• **Assignment**: The entries that follow need to be reproduced exactly, minus any images.
Top of Data supplied
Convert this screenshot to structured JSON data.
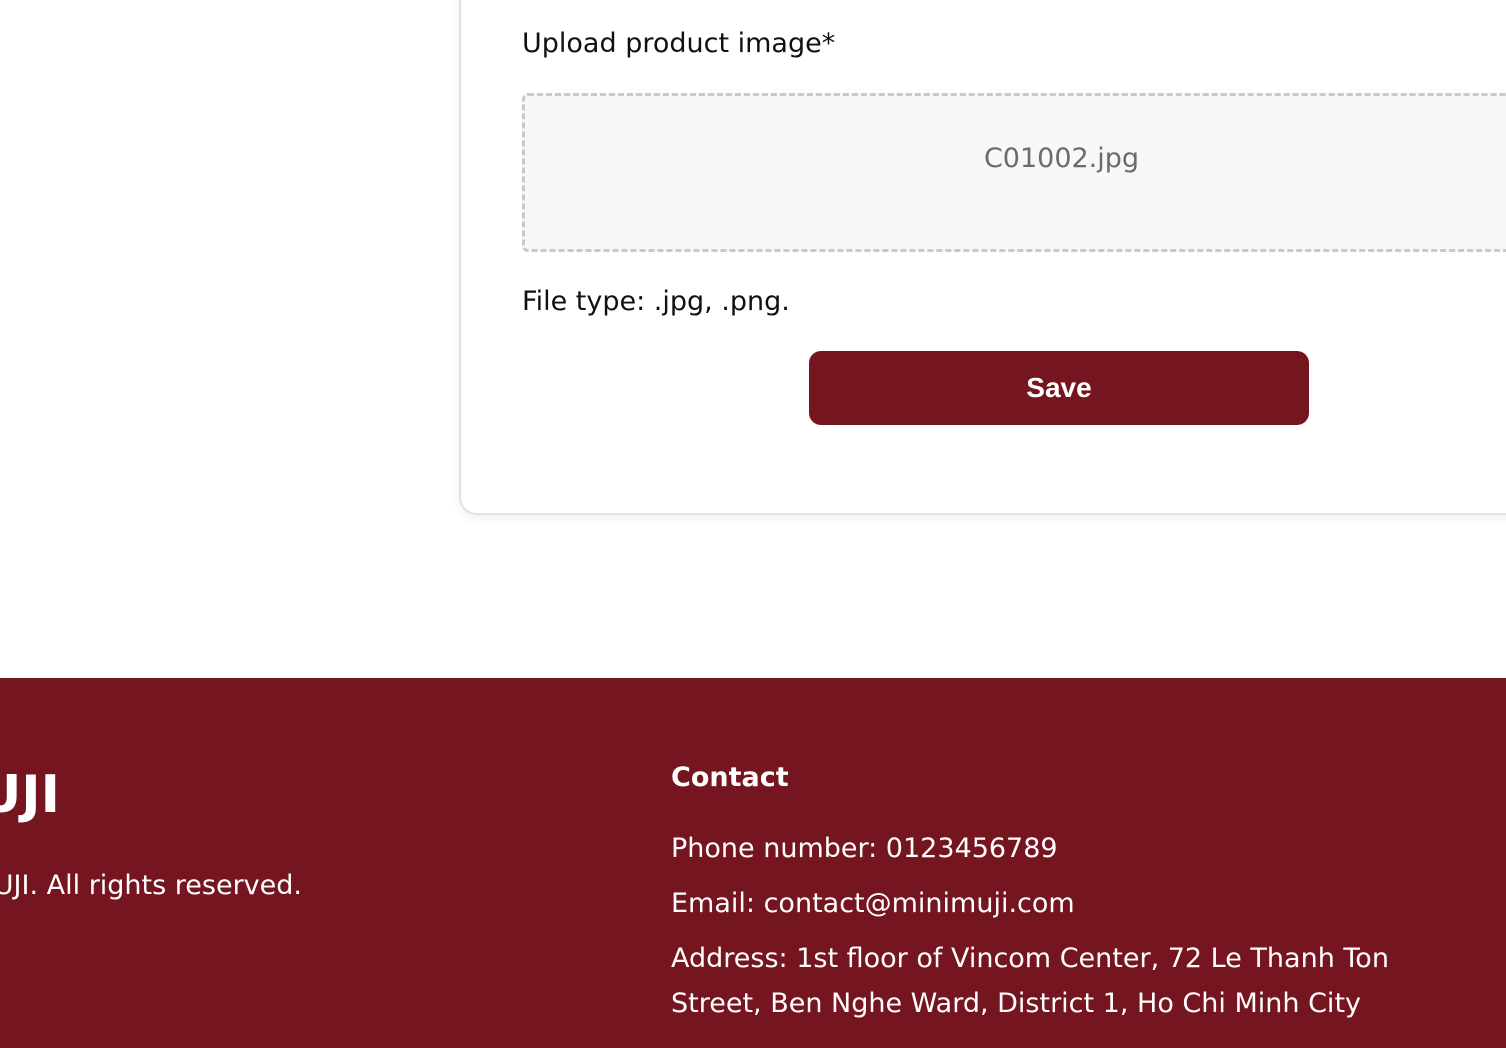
{
  "upload": {
    "label": "Upload product image*",
    "file_name": "C01002.jpg",
    "file_type_hint": "File type: .jpg, .png."
  },
  "actions": {
    "save_label": "Save"
  },
  "footer": {
    "logo_text": "UJI",
    "copyright": "UJI. All rights reserved.",
    "contact": {
      "title": "Contact",
      "phone": "Phone number: 0123456789",
      "email": "Email: contact@minimuji.com",
      "address_line1": "Address: 1st floor of Vincom Center, 72 Le Thanh Ton",
      "address_line2": "Street, Ben Nghe Ward, District 1, Ho Chi Minh City"
    }
  },
  "colors": {
    "brand": "#75151f",
    "dropzone_bg": "#f8f8f8",
    "dropzone_border": "#c9c9c9",
    "muted_text": "#6b6b6b"
  }
}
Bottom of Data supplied
• **Written reply**:
Convert this screenshot to structured JSON data.
{
  "upload": {
    "label": "Upload product image*",
    "file_name": "C01002.jpg",
    "file_type_hint": "File type: .jpg, .png."
  },
  "actions": {
    "save_label": "Save"
  },
  "footer": {
    "logo_text": "UJI",
    "copyright": "UJI. All rights reserved.",
    "contact": {
      "title": "Contact",
      "phone": "Phone number: 0123456789",
      "email": "Email: contact@minimuji.com",
      "address_line1": "Address: 1st floor of Vincom Center, 72 Le Thanh Ton",
      "address_line2": "Street, Ben Nghe Ward, District 1, Ho Chi Minh City"
    }
  },
  "colors": {
    "brand": "#75151f",
    "dropzone_bg": "#f8f8f8",
    "dropzone_border": "#c9c9c9",
    "muted_text": "#6b6b6b"
  }
}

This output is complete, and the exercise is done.